*Exercise input:*
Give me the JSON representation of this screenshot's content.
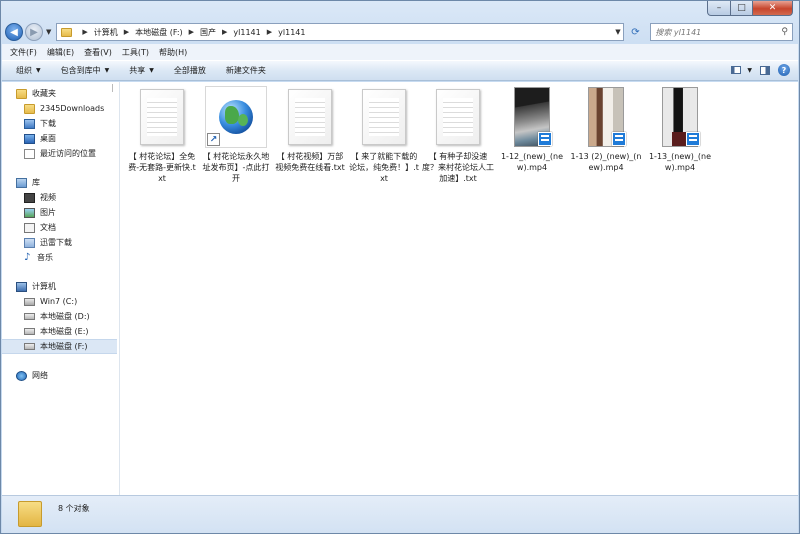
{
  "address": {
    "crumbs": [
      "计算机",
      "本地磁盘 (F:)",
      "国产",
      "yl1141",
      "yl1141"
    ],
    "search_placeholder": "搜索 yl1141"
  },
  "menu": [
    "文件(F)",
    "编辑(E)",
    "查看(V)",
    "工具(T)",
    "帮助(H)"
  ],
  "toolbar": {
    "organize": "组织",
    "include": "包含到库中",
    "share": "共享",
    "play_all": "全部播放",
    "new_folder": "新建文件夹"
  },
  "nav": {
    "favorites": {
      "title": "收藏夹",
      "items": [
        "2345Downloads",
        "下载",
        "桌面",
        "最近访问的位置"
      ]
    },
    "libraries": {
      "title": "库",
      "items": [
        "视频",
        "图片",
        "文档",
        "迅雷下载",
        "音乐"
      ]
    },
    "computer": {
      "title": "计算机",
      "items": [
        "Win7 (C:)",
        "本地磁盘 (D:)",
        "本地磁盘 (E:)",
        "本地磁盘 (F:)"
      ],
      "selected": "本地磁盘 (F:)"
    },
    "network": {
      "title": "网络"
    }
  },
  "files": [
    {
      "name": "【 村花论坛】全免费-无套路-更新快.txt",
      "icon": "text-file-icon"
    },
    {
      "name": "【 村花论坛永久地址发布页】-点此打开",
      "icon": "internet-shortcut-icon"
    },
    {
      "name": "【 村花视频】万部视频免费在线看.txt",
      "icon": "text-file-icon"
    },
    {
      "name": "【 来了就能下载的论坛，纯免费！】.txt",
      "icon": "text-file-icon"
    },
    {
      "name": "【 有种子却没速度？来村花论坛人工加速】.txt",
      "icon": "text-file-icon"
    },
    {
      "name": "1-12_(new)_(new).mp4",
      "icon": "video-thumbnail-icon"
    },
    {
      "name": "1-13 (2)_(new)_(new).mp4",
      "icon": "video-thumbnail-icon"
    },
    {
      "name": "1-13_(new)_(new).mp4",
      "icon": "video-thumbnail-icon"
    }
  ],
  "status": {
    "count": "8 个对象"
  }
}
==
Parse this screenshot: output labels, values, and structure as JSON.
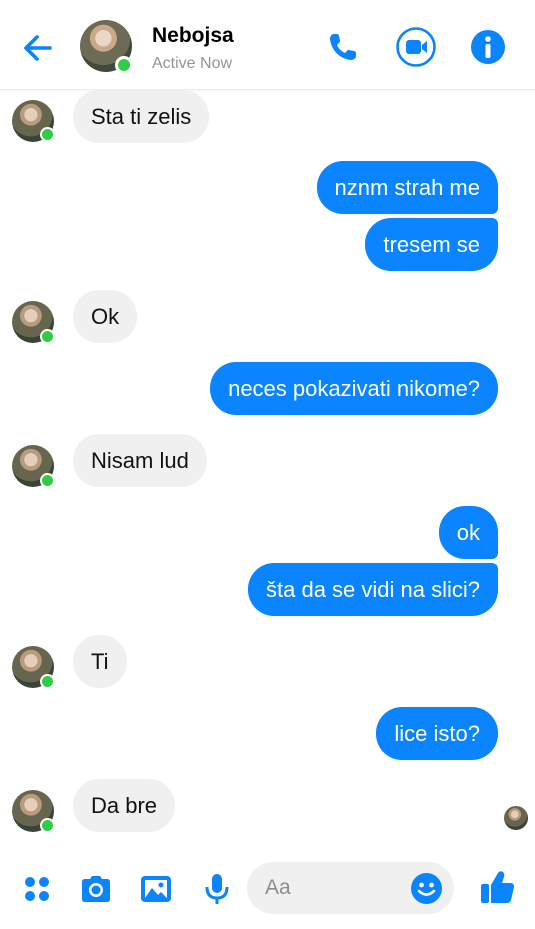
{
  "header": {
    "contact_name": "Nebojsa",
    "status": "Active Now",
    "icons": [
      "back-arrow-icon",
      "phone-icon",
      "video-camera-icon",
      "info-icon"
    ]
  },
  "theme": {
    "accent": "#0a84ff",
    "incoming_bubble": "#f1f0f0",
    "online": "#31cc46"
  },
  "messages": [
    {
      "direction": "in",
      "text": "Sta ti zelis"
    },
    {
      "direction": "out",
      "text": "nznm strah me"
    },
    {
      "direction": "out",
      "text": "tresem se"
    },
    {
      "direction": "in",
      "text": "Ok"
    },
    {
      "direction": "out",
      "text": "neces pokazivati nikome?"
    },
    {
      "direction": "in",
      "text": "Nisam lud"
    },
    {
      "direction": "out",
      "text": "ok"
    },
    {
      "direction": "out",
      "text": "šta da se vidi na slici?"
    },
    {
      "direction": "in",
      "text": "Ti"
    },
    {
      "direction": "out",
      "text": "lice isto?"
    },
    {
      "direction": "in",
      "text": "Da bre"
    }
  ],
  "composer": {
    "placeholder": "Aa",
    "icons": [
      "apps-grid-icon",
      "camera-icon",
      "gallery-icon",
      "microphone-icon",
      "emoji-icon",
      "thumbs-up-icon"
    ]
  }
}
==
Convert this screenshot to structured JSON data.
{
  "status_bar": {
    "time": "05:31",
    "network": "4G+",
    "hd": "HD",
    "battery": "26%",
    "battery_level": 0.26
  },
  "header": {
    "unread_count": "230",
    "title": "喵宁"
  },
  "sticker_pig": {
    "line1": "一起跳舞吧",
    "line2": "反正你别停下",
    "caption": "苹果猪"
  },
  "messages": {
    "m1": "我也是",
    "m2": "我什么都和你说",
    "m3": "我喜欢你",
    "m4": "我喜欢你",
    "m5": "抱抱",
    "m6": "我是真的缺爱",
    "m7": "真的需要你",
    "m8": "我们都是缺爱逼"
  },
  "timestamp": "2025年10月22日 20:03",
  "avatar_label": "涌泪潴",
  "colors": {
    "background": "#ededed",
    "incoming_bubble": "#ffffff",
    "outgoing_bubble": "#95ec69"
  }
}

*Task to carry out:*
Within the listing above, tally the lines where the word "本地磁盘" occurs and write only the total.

*Reply to the exercise:*
5